____ Data provided

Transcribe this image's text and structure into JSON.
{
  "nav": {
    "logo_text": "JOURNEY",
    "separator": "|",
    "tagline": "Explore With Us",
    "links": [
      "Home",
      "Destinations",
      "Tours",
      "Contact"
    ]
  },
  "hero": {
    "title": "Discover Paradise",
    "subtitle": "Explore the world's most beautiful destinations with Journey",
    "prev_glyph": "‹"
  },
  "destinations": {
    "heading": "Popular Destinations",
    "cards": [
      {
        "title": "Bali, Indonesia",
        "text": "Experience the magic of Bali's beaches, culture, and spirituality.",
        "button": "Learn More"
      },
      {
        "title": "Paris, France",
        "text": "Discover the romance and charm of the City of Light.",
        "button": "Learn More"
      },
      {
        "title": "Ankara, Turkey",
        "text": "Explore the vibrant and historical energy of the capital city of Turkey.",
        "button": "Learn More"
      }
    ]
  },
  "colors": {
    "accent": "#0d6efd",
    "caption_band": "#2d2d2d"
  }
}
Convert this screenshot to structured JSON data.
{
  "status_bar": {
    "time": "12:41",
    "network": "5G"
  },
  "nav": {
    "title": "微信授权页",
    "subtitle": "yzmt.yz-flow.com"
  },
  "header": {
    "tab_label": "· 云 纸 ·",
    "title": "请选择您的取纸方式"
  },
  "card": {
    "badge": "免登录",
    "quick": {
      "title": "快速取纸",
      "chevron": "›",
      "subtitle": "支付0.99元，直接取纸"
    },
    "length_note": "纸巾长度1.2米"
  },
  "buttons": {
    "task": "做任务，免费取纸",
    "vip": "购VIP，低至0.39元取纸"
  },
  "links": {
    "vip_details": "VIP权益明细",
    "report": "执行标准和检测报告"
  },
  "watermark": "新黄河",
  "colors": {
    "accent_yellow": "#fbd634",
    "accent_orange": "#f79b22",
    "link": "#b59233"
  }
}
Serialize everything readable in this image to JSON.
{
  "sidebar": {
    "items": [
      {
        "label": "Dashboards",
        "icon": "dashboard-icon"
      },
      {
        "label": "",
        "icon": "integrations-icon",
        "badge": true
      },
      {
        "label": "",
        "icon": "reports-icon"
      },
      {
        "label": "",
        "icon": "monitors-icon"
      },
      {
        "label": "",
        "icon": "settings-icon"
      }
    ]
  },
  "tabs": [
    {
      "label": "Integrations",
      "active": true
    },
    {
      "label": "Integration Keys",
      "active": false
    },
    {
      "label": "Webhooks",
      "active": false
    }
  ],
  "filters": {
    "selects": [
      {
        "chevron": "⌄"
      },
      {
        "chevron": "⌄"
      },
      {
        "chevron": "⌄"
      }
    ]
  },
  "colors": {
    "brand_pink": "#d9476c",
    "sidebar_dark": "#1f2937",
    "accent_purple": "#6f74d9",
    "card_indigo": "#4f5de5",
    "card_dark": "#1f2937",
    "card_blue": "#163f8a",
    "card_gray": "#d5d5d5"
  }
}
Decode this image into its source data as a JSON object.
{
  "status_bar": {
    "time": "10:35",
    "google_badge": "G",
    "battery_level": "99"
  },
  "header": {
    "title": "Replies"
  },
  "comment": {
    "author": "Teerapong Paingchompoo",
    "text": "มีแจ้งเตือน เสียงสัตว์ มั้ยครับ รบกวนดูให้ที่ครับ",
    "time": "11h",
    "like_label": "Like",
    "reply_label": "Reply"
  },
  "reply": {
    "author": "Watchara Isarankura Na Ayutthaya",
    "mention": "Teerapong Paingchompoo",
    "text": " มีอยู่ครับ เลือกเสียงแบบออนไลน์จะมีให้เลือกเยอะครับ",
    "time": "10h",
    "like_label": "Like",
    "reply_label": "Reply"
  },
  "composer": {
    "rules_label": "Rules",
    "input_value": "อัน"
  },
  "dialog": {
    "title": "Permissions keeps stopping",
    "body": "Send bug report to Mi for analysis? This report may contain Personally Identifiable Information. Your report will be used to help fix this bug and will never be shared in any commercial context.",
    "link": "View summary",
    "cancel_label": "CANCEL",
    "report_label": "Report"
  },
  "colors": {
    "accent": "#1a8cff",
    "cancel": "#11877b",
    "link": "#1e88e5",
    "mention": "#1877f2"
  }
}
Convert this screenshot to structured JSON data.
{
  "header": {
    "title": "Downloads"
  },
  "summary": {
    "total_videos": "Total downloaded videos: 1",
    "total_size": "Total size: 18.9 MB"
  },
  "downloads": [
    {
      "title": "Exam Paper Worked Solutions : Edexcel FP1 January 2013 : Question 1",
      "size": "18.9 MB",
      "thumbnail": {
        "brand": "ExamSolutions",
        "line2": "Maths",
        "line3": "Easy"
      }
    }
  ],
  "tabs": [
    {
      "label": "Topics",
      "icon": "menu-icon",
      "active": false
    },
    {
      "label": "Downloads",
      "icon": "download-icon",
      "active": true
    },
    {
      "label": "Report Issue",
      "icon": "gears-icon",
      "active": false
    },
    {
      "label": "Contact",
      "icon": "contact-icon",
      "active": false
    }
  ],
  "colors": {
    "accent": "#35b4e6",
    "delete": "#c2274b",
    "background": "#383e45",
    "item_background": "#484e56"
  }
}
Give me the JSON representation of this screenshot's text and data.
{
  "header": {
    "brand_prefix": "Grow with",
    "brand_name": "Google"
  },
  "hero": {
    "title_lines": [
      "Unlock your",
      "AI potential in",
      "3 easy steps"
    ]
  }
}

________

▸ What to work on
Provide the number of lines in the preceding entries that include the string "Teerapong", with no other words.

▸ Answer section
2